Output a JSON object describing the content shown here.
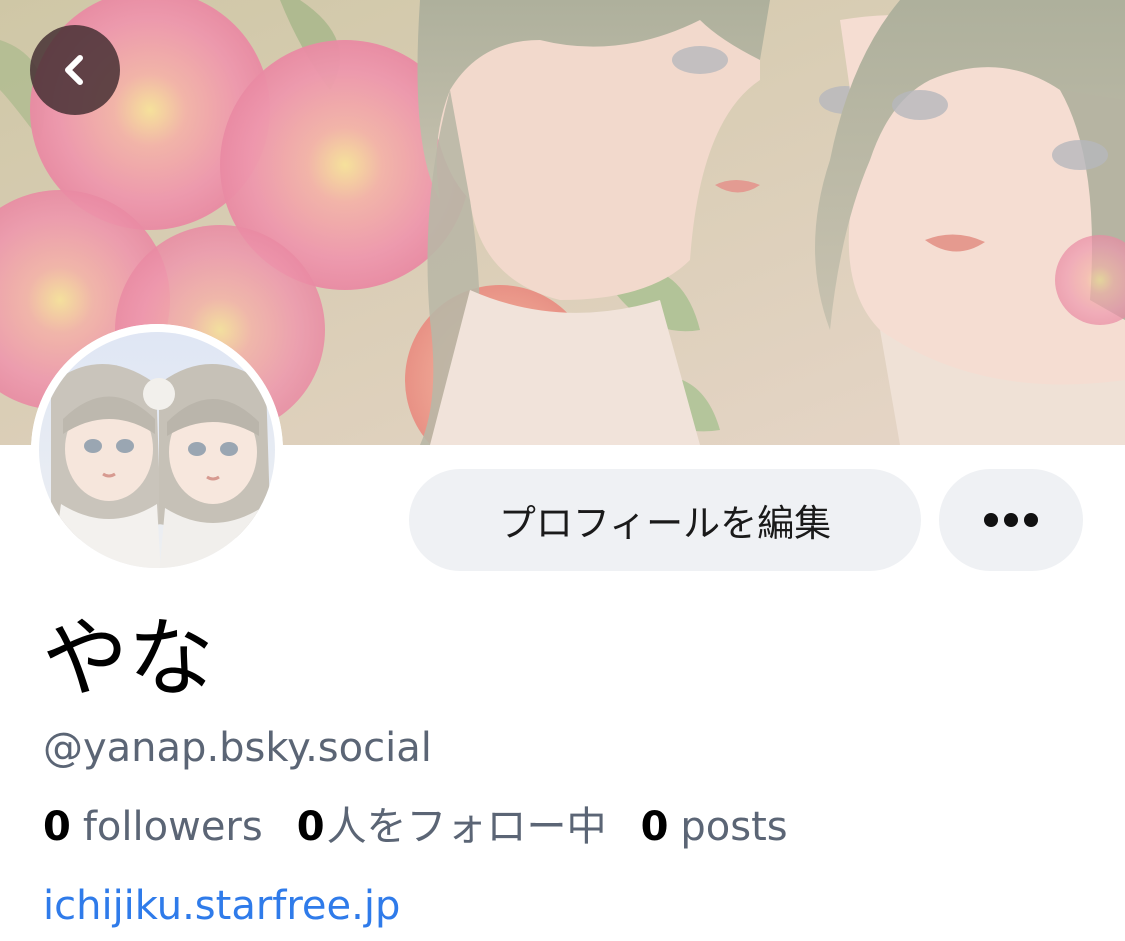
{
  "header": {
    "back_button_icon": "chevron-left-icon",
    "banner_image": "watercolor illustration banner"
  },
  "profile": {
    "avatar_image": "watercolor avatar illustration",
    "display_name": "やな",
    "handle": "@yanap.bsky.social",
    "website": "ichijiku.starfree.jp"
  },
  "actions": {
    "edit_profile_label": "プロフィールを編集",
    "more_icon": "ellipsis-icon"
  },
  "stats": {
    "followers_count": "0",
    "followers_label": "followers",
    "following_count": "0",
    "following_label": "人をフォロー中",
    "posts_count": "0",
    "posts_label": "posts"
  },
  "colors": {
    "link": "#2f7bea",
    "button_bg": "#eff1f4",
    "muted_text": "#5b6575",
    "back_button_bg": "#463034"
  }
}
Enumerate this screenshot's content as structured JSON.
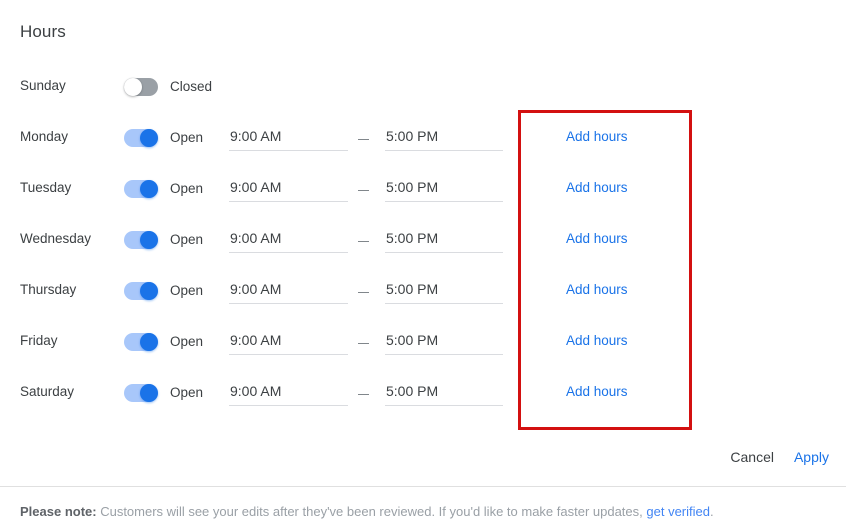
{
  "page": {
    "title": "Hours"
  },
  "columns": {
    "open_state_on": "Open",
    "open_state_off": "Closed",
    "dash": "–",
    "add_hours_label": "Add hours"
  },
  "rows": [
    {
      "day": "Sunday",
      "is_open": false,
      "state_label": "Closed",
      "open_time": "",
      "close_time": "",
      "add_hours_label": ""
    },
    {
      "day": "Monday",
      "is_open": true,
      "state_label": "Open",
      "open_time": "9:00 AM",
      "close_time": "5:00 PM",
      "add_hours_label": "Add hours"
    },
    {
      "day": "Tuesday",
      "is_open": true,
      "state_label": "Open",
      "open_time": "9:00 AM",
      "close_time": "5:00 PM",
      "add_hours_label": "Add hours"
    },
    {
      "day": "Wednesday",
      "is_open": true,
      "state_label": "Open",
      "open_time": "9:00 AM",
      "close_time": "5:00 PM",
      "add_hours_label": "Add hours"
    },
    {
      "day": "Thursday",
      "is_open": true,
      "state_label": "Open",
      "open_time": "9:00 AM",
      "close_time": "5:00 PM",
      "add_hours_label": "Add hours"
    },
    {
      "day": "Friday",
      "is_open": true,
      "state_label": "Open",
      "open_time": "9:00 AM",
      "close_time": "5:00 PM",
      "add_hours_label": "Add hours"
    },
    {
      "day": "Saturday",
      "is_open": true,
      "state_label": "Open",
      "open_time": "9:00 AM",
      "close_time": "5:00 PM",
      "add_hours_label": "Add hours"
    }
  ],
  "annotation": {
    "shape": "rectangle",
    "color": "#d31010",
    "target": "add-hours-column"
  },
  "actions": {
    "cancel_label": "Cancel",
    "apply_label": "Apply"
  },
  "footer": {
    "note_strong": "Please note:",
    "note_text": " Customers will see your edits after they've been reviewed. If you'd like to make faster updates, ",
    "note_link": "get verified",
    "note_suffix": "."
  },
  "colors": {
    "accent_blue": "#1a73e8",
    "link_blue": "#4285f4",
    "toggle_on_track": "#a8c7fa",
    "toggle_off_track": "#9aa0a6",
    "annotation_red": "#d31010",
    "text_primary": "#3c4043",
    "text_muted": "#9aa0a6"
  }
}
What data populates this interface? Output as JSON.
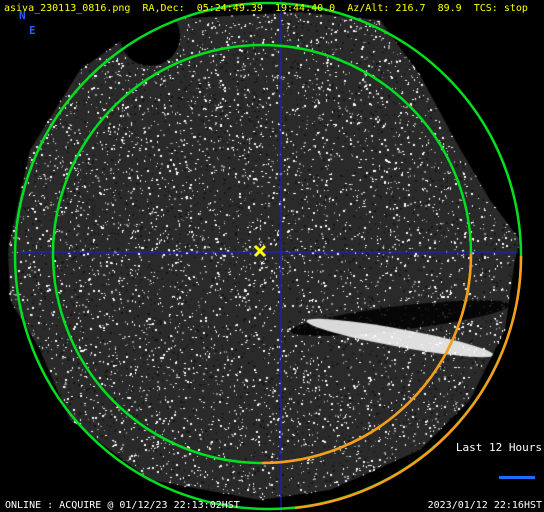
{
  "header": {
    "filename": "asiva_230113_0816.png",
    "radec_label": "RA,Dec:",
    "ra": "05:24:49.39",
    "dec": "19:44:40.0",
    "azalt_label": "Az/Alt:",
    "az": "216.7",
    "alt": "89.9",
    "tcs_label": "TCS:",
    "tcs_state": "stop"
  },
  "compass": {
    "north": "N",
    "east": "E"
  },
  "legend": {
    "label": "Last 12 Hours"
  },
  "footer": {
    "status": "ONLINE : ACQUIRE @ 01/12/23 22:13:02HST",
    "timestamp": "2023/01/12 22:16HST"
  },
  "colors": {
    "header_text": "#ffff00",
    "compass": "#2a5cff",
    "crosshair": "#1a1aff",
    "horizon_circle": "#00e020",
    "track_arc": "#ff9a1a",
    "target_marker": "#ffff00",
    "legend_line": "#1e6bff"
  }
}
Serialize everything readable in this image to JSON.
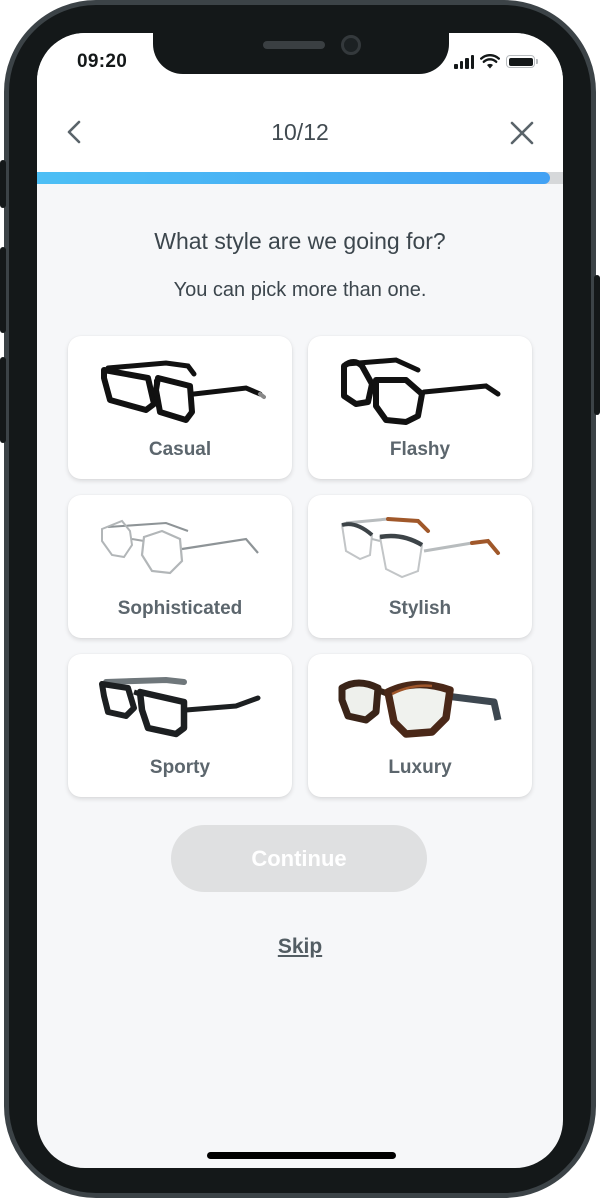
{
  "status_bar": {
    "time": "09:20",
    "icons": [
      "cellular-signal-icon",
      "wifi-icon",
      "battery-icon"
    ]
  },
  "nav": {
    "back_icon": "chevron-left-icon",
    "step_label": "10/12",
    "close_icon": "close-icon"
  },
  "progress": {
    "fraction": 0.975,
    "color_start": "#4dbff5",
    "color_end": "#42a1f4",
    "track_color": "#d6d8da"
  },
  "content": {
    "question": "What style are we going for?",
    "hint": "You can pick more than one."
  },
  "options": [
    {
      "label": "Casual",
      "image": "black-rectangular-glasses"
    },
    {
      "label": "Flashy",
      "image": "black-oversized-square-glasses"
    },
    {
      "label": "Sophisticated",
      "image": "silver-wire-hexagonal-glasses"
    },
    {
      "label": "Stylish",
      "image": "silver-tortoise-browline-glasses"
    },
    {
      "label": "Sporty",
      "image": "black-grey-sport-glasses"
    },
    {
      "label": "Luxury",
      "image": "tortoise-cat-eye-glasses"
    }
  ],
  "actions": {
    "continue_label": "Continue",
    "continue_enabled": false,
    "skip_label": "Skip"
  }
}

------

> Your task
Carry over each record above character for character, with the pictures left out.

> Answer area
Output a JSON object describing the content shown here.
{
  "header": {
    "back_button_icon": "chevron-left-icon",
    "banner_image": "watercolor illustration banner"
  },
  "profile": {
    "avatar_image": "watercolor avatar illustration",
    "display_name": "やな",
    "handle": "@yanap.bsky.social",
    "website": "ichijiku.starfree.jp"
  },
  "actions": {
    "edit_profile_label": "プロフィールを編集",
    "more_icon": "ellipsis-icon"
  },
  "stats": {
    "followers_count": "0",
    "followers_label": "followers",
    "following_count": "0",
    "following_label": "人をフォロー中",
    "posts_count": "0",
    "posts_label": "posts"
  },
  "colors": {
    "link": "#2f7bea",
    "button_bg": "#eff1f4",
    "muted_text": "#5b6575",
    "back_button_bg": "#463034"
  }
}
Enumerate this screenshot's content as structured JSON.
{
  "page": {
    "title": "Hours"
  },
  "columns": {
    "open_state_on": "Open",
    "open_state_off": "Closed",
    "dash": "–",
    "add_hours_label": "Add hours"
  },
  "rows": [
    {
      "day": "Sunday",
      "is_open": false,
      "state_label": "Closed",
      "open_time": "",
      "close_time": "",
      "add_hours_label": ""
    },
    {
      "day": "Monday",
      "is_open": true,
      "state_label": "Open",
      "open_time": "9:00 AM",
      "close_time": "5:00 PM",
      "add_hours_label": "Add hours"
    },
    {
      "day": "Tuesday",
      "is_open": true,
      "state_label": "Open",
      "open_time": "9:00 AM",
      "close_time": "5:00 PM",
      "add_hours_label": "Add hours"
    },
    {
      "day": "Wednesday",
      "is_open": true,
      "state_label": "Open",
      "open_time": "9:00 AM",
      "close_time": "5:00 PM",
      "add_hours_label": "Add hours"
    },
    {
      "day": "Thursday",
      "is_open": true,
      "state_label": "Open",
      "open_time": "9:00 AM",
      "close_time": "5:00 PM",
      "add_hours_label": "Add hours"
    },
    {
      "day": "Friday",
      "is_open": true,
      "state_label": "Open",
      "open_time": "9:00 AM",
      "close_time": "5:00 PM",
      "add_hours_label": "Add hours"
    },
    {
      "day": "Saturday",
      "is_open": true,
      "state_label": "Open",
      "open_time": "9:00 AM",
      "close_time": "5:00 PM",
      "add_hours_label": "Add hours"
    }
  ],
  "annotation": {
    "shape": "rectangle",
    "color": "#d31010",
    "target": "add-hours-column"
  },
  "actions": {
    "cancel_label": "Cancel",
    "apply_label": "Apply"
  },
  "footer": {
    "note_strong": "Please note:",
    "note_text": " Customers will see your edits after they've been reviewed. If you'd like to make faster updates, ",
    "note_link": "get verified",
    "note_suffix": "."
  },
  "colors": {
    "accent_blue": "#1a73e8",
    "link_blue": "#4285f4",
    "toggle_on_track": "#a8c7fa",
    "toggle_off_track": "#9aa0a6",
    "annotation_red": "#d31010",
    "text_primary": "#3c4043",
    "text_muted": "#9aa0a6"
  }
}
What data populates this interface? Output as JSON.
{
  "header": {
    "filename": "asiva_230113_0816.png",
    "radec_label": "RA,Dec:",
    "ra": "05:24:49.39",
    "dec": "19:44:40.0",
    "azalt_label": "Az/Alt:",
    "az": "216.7",
    "alt": "89.9",
    "tcs_label": "TCS:",
    "tcs_state": "stop"
  },
  "compass": {
    "north": "N",
    "east": "E"
  },
  "legend": {
    "label": "Last 12 Hours"
  },
  "footer": {
    "status": "ONLINE : ACQUIRE @ 01/12/23 22:13:02HST",
    "timestamp": "2023/01/12 22:16HST"
  },
  "colors": {
    "header_text": "#ffff00",
    "compass": "#2a5cff",
    "crosshair": "#1a1aff",
    "horizon_circle": "#00e020",
    "track_arc": "#ff9a1a",
    "target_marker": "#ffff00",
    "legend_line": "#1e6bff"
  }
}
Serialize everything readable in this image to JSON.
{
  "status_bar": {
    "time": "09:20",
    "icons": [
      "cellular-signal-icon",
      "wifi-icon",
      "battery-icon"
    ]
  },
  "nav": {
    "back_icon": "chevron-left-icon",
    "step_label": "10/12",
    "close_icon": "close-icon"
  },
  "progress": {
    "fraction": 0.975,
    "color_start": "#4dbff5",
    "color_end": "#42a1f4",
    "track_color": "#d6d8da"
  },
  "content": {
    "question": "What style are we going for?",
    "hint": "You can pick more than one."
  },
  "options": [
    {
      "label": "Casual",
      "image": "black-rectangular-glasses"
    },
    {
      "label": "Flashy",
      "image": "black-oversized-square-glasses"
    },
    {
      "label": "Sophisticated",
      "image": "silver-wire-hexagonal-glasses"
    },
    {
      "label": "Stylish",
      "image": "silver-tortoise-browline-glasses"
    },
    {
      "label": "Sporty",
      "image": "black-grey-sport-glasses"
    },
    {
      "label": "Luxury",
      "image": "tortoise-cat-eye-glasses"
    }
  ],
  "actions": {
    "continue_label": "Continue",
    "continue_enabled": false,
    "skip_label": "Skip"
  }
}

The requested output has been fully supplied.